A federal judge Monday sentenced a 23-year-old man to time served – the approximately year and a half he has spent in custody – for an attempted arson two years ago at the courthouse in downtown Portland where his hearing was held.
Joseph James Ybarra, according to prosecutors, lit a device and threw it at the front of the Mark O. Hatfield U.S. Courthouse about 3:15 a.m. on July 22, 2020.
The device fell to the ground and Ybarra picked it up and threw it twice more, wrote Nathan Miller, an agent with the U.S. Bureau of Alcohol, Tobacco, Firearms and Explosives in a federal affidavit. It didn’t explode and no one was injured, according to Miller.
Ybarra, according to his lawyer, had just arrived in Portland by bus from Seattle the day before, intending to turn himself into authorities on an arrest warrant for a pending Multnomah County charge of unauthorized use of a vehicle.
But he was unable to enter the Justice Center because of the tumultuous crowd outside.
Instead, he “got wrapped up in it,” said his lawyer, Andrew Kohlmetz.

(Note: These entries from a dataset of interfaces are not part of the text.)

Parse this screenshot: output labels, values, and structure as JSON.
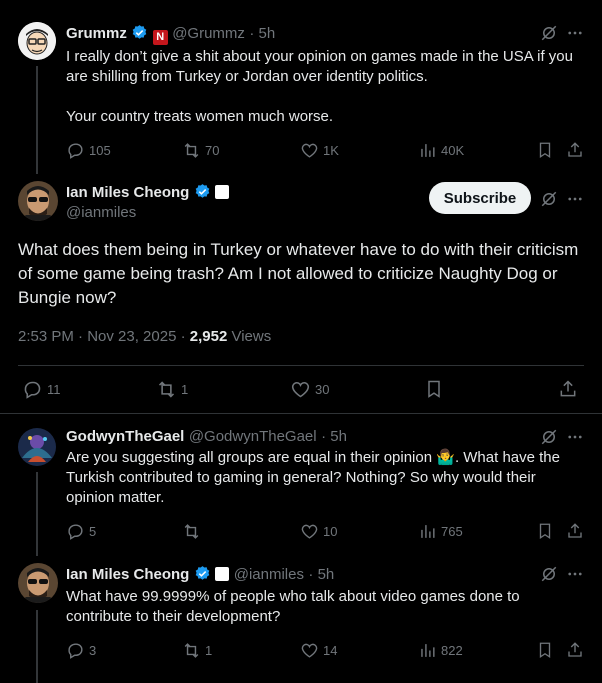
{
  "tweet1": {
    "name": "Grummz",
    "handle": "@Grummz",
    "time": "· 5h",
    "text1": "I really don’t give a shit about your opinion on games made in the USA if you are shilling from Turkey or Jordan over identity politics.",
    "text2": "Your country treats women much worse.",
    "replies": "105",
    "reposts": "70",
    "likes": "1K",
    "views": "40K"
  },
  "main": {
    "name": "Ian Miles Cheong",
    "handle": "@ianmiles",
    "subscribe_label": "Subscribe",
    "text": "What does them being in Turkey or whatever have to do with their criticism of some game being trash? Am I not allowed to criticize Naughty Dog or Bungie now?",
    "timestamp": "2:53 PM · Nov 23, 2025 · ",
    "views_count": "2,952",
    "views_label": " Views",
    "replies": "11",
    "reposts": "1",
    "likes": "30"
  },
  "reply1": {
    "name": "GodwynTheGael",
    "handle": "@GodwynTheGael",
    "time": "· 5h",
    "text_a": "Are you suggesting all groups are equal in their opinion ",
    "emoji": "🤷‍♂️",
    "text_b": ". What have the Turkish contributed to gaming in general? Nothing? So why would their opinion matter.",
    "replies": "5",
    "likes": "10",
    "views": "765"
  },
  "reply2": {
    "name": "Ian Miles Cheong",
    "handle": "@ianmiles",
    "time": "· 5h",
    "text": "What have 99.9999% of people who talk about video games done to contribute to their development?",
    "replies": "3",
    "reposts": "1",
    "likes": "14",
    "views": "822"
  },
  "colors": {
    "verified": "#1d9bf0",
    "background": "#000000",
    "text": "#e7e9ea",
    "muted": "#71767b"
  }
}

The federal courthouse and Justice Center in downtown Portland became a regular focus of demonstrations during more than 100 consecutive days of social justice protests and demonstrations that started shortly after the May 25, 2020, killing of George Floyd by a Minneapolis police officer.
Ybarra was intoxicated at the time and suffers from schizophrenia, his lawyer said. The bottle thrown contained no flammable liquid, Kohlmetz said.
The crime was the result of “impulsive and unthinking actions of a young man beset by mental illness. This was most certainly not a politically motivated act of terrorism,” Kohlmetz told the court.
Ybarra has been in custody for a year and seven months, including about four months he’s spent at the Northwest Regional Reentry Center after he pleaded guilty to attempted arson in January.
He’s now stabilized on medication, Kohlmetz said. He urged Ybarra’s probation officer to connect Ybarra to Multnomah County’s disability services to help find him an appropriate residential home to live at, after he spends up to another 120 days at the halfway house.
U.S. District Judge Karin J. Immergut accepted the time-served sentence, recommended by both Kohlmetz and Assistant U.S. Attorney Parakram Singh.
“You can’t hold anything that can set a fire,” Immergut reminded Ybarra.
“Yes, I learned that,” he replied.
She ordered him to participate in substance abuse or alcohol treatment, mental health treatment and take all medication that is prescribed to him. She called the sentence a “just punishment,” and said she hopes the services he’s connected with will help him “to get on a better path.”
Of 96 federal protest-related prosecutions, 70 have been dismissed. Ybarra is among about eight people who pleaded guilty and have been sentenced. Prosecutions included defendants charged with civil disorder, destruction of government property, arson and assault on an officer.